Wesley was the youngest of eighteen children born to a Church of England minister and his wife. He wrote an average of ten verses every day for more than fifty years, estimated at almost 9,000 hymns.
The original version of “Hark! The Herald Angels Sing” wouldn't be recognizable to many listeners today, because, when Wesley published this hymn in 1739, its first words were "Hark! How All the Welkin Rings," and it was sung in a slow and solemn way to the tune of his Easter hymn, “Christ the Lord Is Risen Today.” You see, for Wesley, Christ’s birth was inextricably connected to His death and resurrection, and he wanted to make that point by using the same tune for both songs.
Wesley's brother, John, and other friends often altered Charles’s works when they thought it would serve a good purpose. "Welkin," which means "vault of heaven," was already an antiquated word in the second quarter of the eighteenth century. The evangelist George Whitefield thought the word "welkin" would confuse people and changed the first line of Wesley's hymn to "Hark the Herald Angels Sing" and included it in his own anthology of hymns published in 1753.
In the preface to the 1780 edition of Hymns and Sacred Poems, John Wesley expressed his disfavor toward people who changed his music saying, “Many gentlemen have done my brother and me (though without naming us) the honour to reprint many of our Hymns.

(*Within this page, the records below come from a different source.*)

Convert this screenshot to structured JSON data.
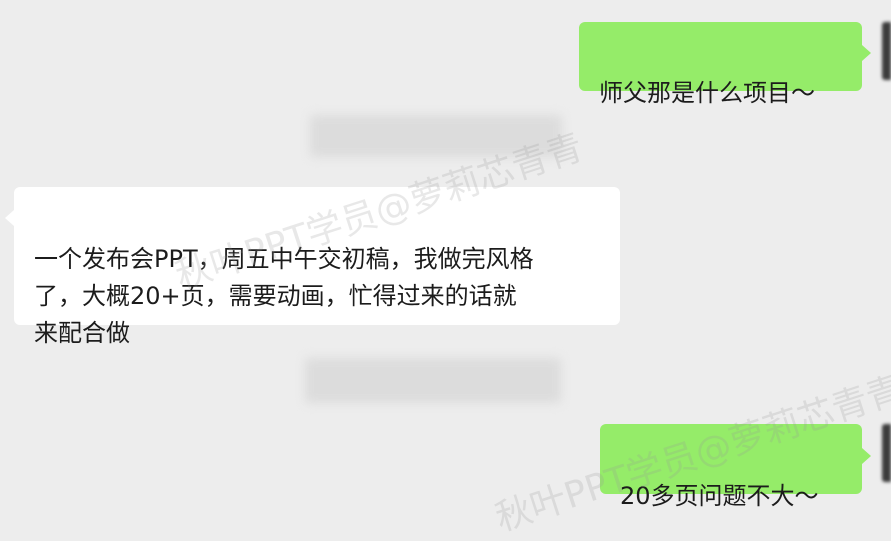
{
  "chat": {
    "messages": [
      {
        "sender": "self",
        "text": "师父那是什么项目～"
      },
      {
        "sender": "other",
        "text": "一个发布会PPT，周五中午交初稿，我做完风格\n了，大概20+页，需要动画，忙得过来的话就\n来配合做"
      },
      {
        "sender": "self",
        "text": "20多页问题不大～"
      }
    ]
  },
  "watermarks": [
    "秋叶PPT学员@萝莉芯青青",
    "秋叶PPT学员@萝莉芯青青"
  ],
  "colors": {
    "background": "#ededed",
    "outgoing_bubble": "#95ec69",
    "incoming_bubble": "#ffffff"
  }
}
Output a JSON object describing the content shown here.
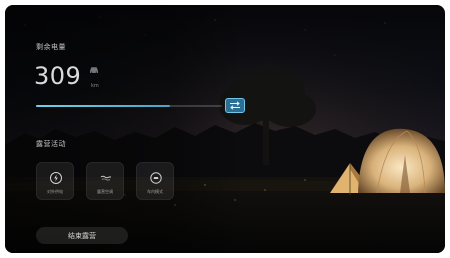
{
  "battery": {
    "title": "剩余电量",
    "range_value": "309",
    "unit": "km",
    "charge_fraction": 0.72
  },
  "camping": {
    "section_title": "露营活动",
    "tiles": [
      {
        "label": "对外供电",
        "icon": "lightning-circle-icon"
      },
      {
        "label": "露营空调",
        "icon": "fan-airflow-icon"
      },
      {
        "label": "车内模式",
        "icon": "car-mode-icon"
      }
    ],
    "end_label": "结束露营"
  },
  "colors": {
    "accent": "#4aa5c4",
    "swap_button": "#2c6f94",
    "tent_glow": "#f1d3a2"
  },
  "icons": {
    "swap": "swap-arrows-icon",
    "car": "car-icon"
  }
}
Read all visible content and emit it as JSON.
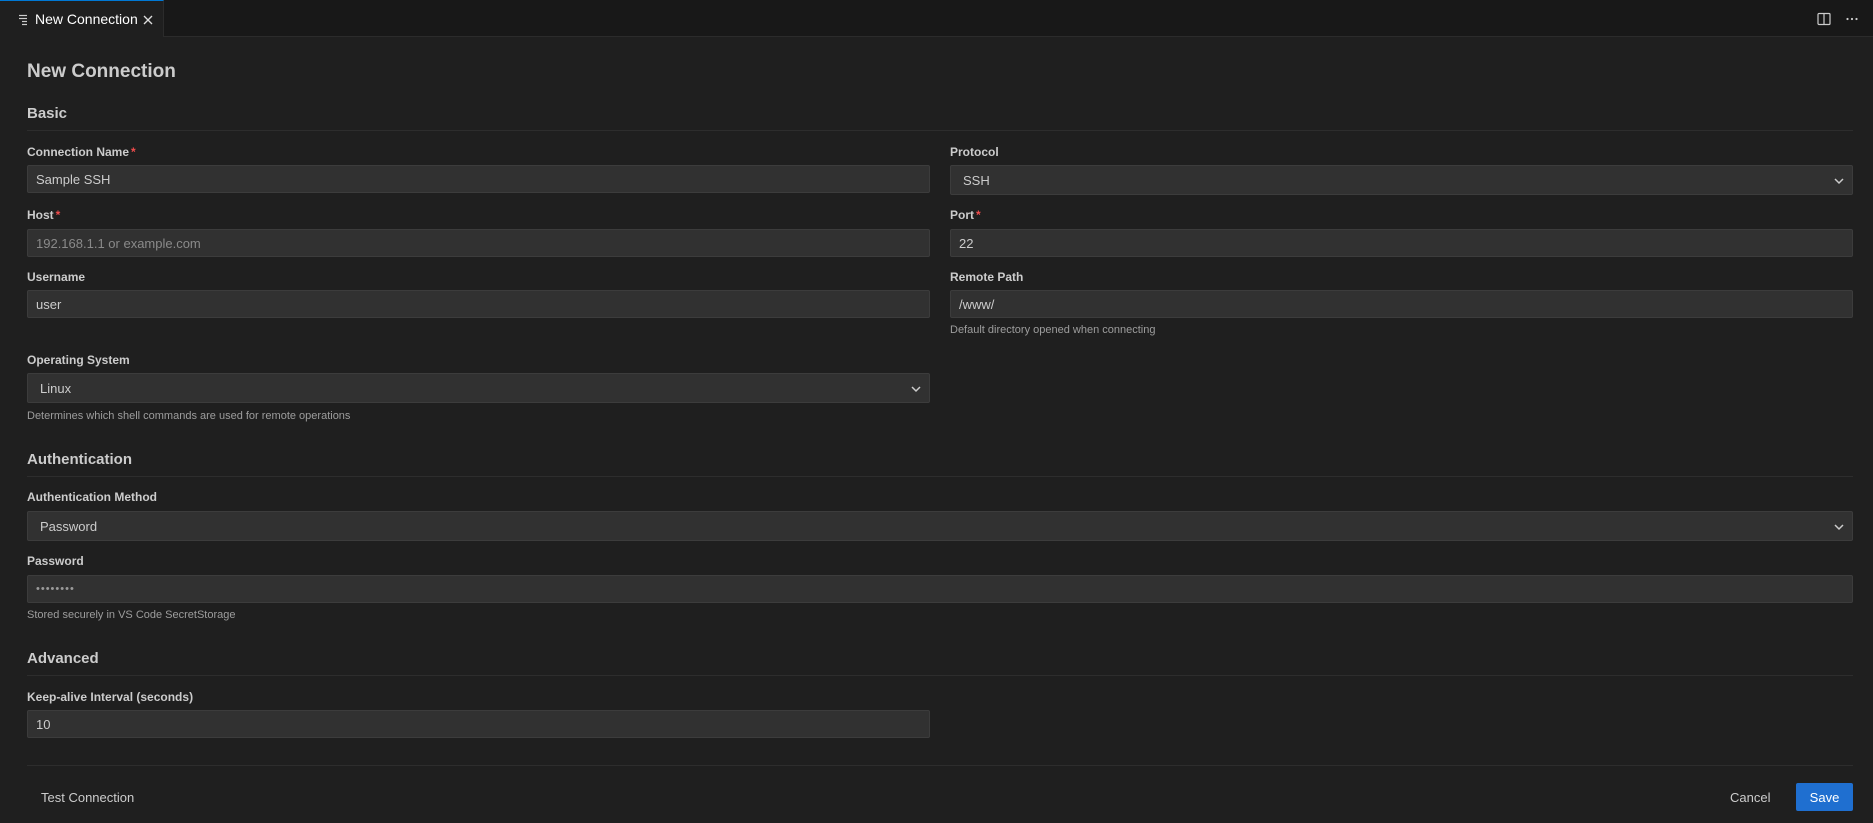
{
  "tab": {
    "title": "New Connection"
  },
  "page": {
    "title": "New Connection"
  },
  "sections": {
    "basic": "Basic",
    "authentication": "Authentication",
    "advanced": "Advanced"
  },
  "fields": {
    "connection_name": {
      "label": "Connection Name",
      "required": "*",
      "value": "Sample SSH"
    },
    "protocol": {
      "label": "Protocol",
      "value": "SSH"
    },
    "host": {
      "label": "Host",
      "required": "*",
      "placeholder": "192.168.1.1 or example.com"
    },
    "port": {
      "label": "Port",
      "required": "*",
      "value": "22"
    },
    "username": {
      "label": "Username",
      "value": "user"
    },
    "remote_path": {
      "label": "Remote Path",
      "value": "/www/",
      "hint": "Default directory opened when connecting"
    },
    "operating_system": {
      "label": "Operating System",
      "value": "Linux",
      "hint": "Determines which shell commands are used for remote operations"
    },
    "auth_method": {
      "label": "Authentication Method",
      "value": "Password"
    },
    "password": {
      "label": "Password",
      "value": "••••••••",
      "hint": "Stored securely in VS Code SecretStorage"
    },
    "keepalive": {
      "label": "Keep-alive Interval (seconds)",
      "value": "10"
    }
  },
  "footer": {
    "test_connection": "Test Connection",
    "cancel": "Cancel",
    "save": "Save"
  },
  "icons": {
    "tab": "preview-icon",
    "close": "close-icon",
    "split": "split-editor-icon",
    "more": "more-actions-icon",
    "chevron": "chevron-down-icon"
  },
  "colors": {
    "accent": "#1f6fd0",
    "required": "#f14c4c",
    "background": "#1f1f1f"
  }
}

Now they are perfectly welcome so to do, provided they print them just as they are. But I desire they would not attempt to mend them; for they really are not able. None of them is able to mend either the sense or the verse. Therefore, I must beg of them one of these two favours; either to let them stand just as they are, to take them for better or worse; or to add the true reading in the margin, or at the bottom of the page; that we may no longer be accountable either for the nonsense or for the doggerel of other men.”
In 1840, Mendelssohn composed a cantata to commemorate Johann Gutenberg's invention of the printing press, and it is music from this cantata that the English musician William H. Cummings adapted to fit the lyrics of “Hark! The Herald Angels Sing”—the version we are most familiar with today.

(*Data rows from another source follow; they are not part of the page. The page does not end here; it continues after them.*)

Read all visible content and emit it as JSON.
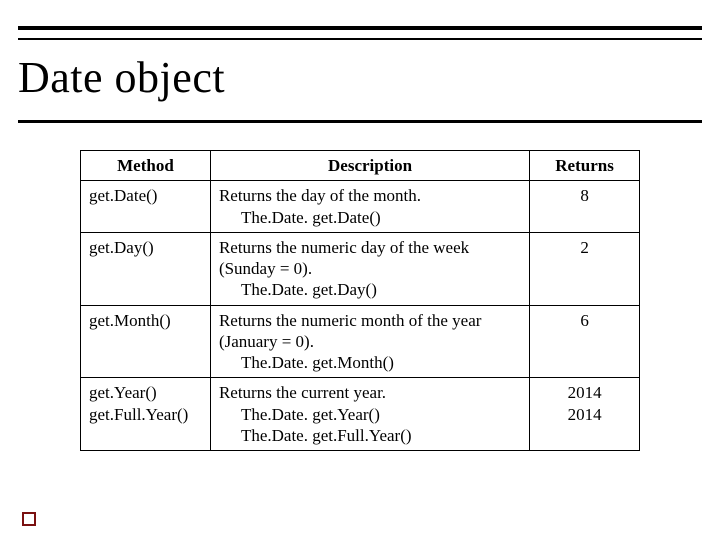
{
  "title": "Date object",
  "table": {
    "headers": {
      "method": "Method",
      "description": "Description",
      "returns": "Returns"
    },
    "rows": [
      {
        "method": "get.Date()",
        "desc_main": "Returns the day of the month.",
        "desc_subs": [
          "The.Date. get.Date()"
        ],
        "returns": [
          "8"
        ]
      },
      {
        "method": "get.Day()",
        "desc_main": "Returns the numeric day of the week (Sunday = 0).",
        "desc_subs": [
          "The.Date. get.Day()"
        ],
        "returns": [
          "2"
        ]
      },
      {
        "method": "get.Month()",
        "desc_main": "Returns the numeric month of the year (January = 0).",
        "desc_subs": [
          "The.Date. get.Month()"
        ],
        "returns": [
          "6"
        ]
      },
      {
        "method": "get.Year()\nget.Full.Year()",
        "desc_main": "Returns the current year.",
        "desc_subs": [
          "The.Date. get.Year()",
          "The.Date. get.Full.Year()"
        ],
        "returns": [
          "2014",
          "2014"
        ]
      }
    ]
  }
}
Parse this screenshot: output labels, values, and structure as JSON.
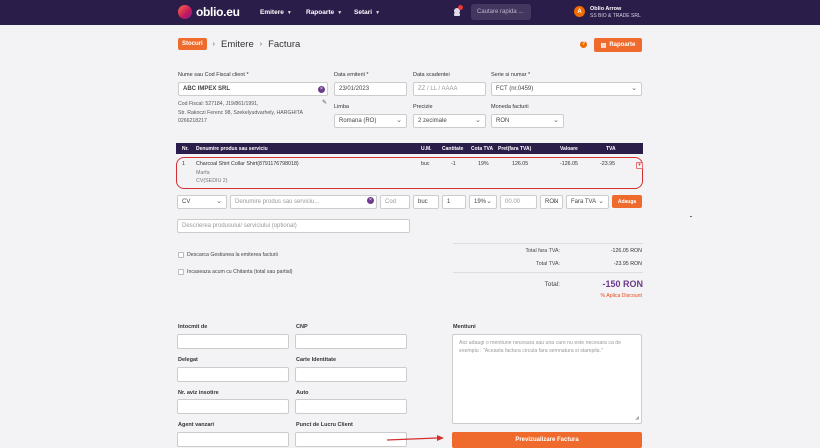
{
  "topbar": {
    "brand": "oblio.eu",
    "nav": [
      "Emitere",
      "Rapoarte",
      "Setari"
    ],
    "search_placeholder": "Cautare rapida ...",
    "user_name": "Oblio Arrow",
    "user_company": "SS BIO & TRADE SRL",
    "user_initial": "A"
  },
  "breadcrumb": {
    "badge": "Stocuri",
    "items": [
      "Emitere",
      "Factura"
    ],
    "help": "?",
    "reports_button": "Rapoarte"
  },
  "client": {
    "label": "Nume sau Cod Fiscal client *",
    "value": "ABC IMPEX SRL",
    "address_lines": [
      "Cod Fiscal: 527184, J19/861/1991,",
      "Str. Rakoczi Ferenc 98, Szekelyudvarhely, HARGHITA",
      "0266218217"
    ]
  },
  "fields": {
    "issue_date_label": "Data emiterii *",
    "issue_date": "23/01/2023",
    "due_date_label": "Data scadentei",
    "due_date_placeholder": "ZZ / LL / AAAA",
    "series_label": "Serie si numar *",
    "series_value": "FCT (nr.0459)",
    "language_label": "Limba",
    "language_value": "Romana (RO)",
    "precision_label": "Precizie",
    "precision_value": "2 zecimale",
    "currency_label": "Moneda facturii",
    "currency_value": "RON"
  },
  "table": {
    "headers": [
      "Nr.",
      "Denumire produs sau serviciu",
      "U.M.",
      "Cantitate",
      "Cota TVA",
      "Pret(fara TVA)",
      "Valoare",
      "TVA"
    ],
    "row": {
      "nr": "1",
      "name": "Charcoal Shirt Collar Shirt(8791176798018)",
      "sub1": "Marfa",
      "sub2": "CV(SEDIU 2)",
      "um": "buc",
      "qty": "-1",
      "vat_rate": "19%",
      "price": "126.05",
      "value": "-126.05",
      "vat": "-23.95"
    }
  },
  "add_line": {
    "type": "CV",
    "name_placeholder": "Denumire produs sau serviciu...",
    "code_placeholder": "Cod",
    "um": "buc",
    "qty": "1",
    "vat": "19%",
    "price_placeholder": "00.00",
    "currency": "RON",
    "vat_mode": "Fara TVA",
    "add_button": "Adauga",
    "description_placeholder": "Descrierea produsului/ serviciului (optional)"
  },
  "options": {
    "stock_discharge": "Descarca Gestiunea la emiterea facturii",
    "receipt": "Incaseaza acum cu Chitanta (total sau partial)"
  },
  "totals": {
    "no_vat_label": "Total fara TVA:",
    "no_vat_value": "-126.05 RON",
    "vat_label": "Total TVA:",
    "vat_value": "-23.95 RON",
    "total_label": "Total:",
    "total_value": "-150 RON",
    "discount_link": "% Aplica Discount"
  },
  "footer": {
    "drawn_by": "Intocmit de",
    "cnp": "CNP",
    "delegate": "Delegat",
    "id_card": "Carte Identitate",
    "notice_nr": "Nr. aviz insotire",
    "car": "Auto",
    "sales_agent": "Agent vanzari",
    "work_point": "Punct de Lucru Client",
    "mentions_label": "Mentiuni",
    "mentions_placeholder": "Aici adaugi o mentiune necesara sau una care nu este necesara ca de exemplu : \"Aceasta factura circula fara semnatura si stampila.\"",
    "submit_button": "Previzualizare Factura"
  }
}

Here's a link to an older version --
and this is the modern version --
Susan F. Craft is the award-winning author of a Revolutionary War romantic suspense, The Chamomile. Lighthouse Publishing of the Carolinas will release two of her post-Revolutionary War books -- Laurel on January 12, 2015, and Cassia on September 14, 2014.